Segment Start: INPUT DATA

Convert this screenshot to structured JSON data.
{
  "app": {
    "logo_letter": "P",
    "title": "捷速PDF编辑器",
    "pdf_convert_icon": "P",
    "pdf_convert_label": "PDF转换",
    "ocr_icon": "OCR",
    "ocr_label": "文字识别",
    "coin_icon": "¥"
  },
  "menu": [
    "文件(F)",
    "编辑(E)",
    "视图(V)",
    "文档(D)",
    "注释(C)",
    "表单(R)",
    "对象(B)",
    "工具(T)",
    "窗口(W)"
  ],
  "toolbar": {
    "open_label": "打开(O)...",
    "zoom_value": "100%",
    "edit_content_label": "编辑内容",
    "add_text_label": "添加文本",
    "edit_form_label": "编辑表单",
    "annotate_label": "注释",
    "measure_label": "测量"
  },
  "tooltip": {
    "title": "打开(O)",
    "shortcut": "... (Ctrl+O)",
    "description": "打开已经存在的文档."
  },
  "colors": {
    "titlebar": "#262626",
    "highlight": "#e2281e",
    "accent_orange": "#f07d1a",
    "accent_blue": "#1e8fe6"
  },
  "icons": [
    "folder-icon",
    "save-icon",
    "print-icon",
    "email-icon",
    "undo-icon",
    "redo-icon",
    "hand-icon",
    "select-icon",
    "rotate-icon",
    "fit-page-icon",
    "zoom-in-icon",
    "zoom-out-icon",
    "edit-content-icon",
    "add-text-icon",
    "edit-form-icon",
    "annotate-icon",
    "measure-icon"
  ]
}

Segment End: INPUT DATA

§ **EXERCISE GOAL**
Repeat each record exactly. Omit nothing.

§ **ANSWER TO THE EXERCISE**
Convert this screenshot to structured JSON data.
{
  "app": {
    "logo_letter": "P",
    "title": "捷速PDF编辑器",
    "pdf_convert_icon": "P",
    "pdf_convert_label": "PDF转换",
    "ocr_icon": "OCR",
    "ocr_label": "文字识别",
    "coin_icon": "¥"
  },
  "menu": [
    "文件(F)",
    "编辑(E)",
    "视图(V)",
    "文档(D)",
    "注释(C)",
    "表单(R)",
    "对象(B)",
    "工具(T)",
    "窗口(W)"
  ],
  "toolbar": {
    "open_label": "打开(O)...",
    "zoom_value": "100%",
    "edit_content_label": "编辑内容",
    "add_text_label": "添加文本",
    "edit_form_label": "编辑表单",
    "annotate_label": "注释",
    "measure_label": "测量"
  },
  "tooltip": {
    "title": "打开(O)",
    "shortcut": "... (Ctrl+O)",
    "description": "打开已经存在的文档."
  },
  "colors": {
    "titlebar": "#262626",
    "highlight": "#e2281e",
    "accent_orange": "#f07d1a",
    "accent_blue": "#1e8fe6"
  },
  "icons": [
    "folder-icon",
    "save-icon",
    "print-icon",
    "email-icon",
    "undo-icon",
    "redo-icon",
    "hand-icon",
    "select-icon",
    "rotate-icon",
    "fit-page-icon",
    "zoom-in-icon",
    "zoom-out-icon",
    "edit-content-icon",
    "add-text-icon",
    "edit-form-icon",
    "annotate-icon",
    "measure-icon"
  ]
}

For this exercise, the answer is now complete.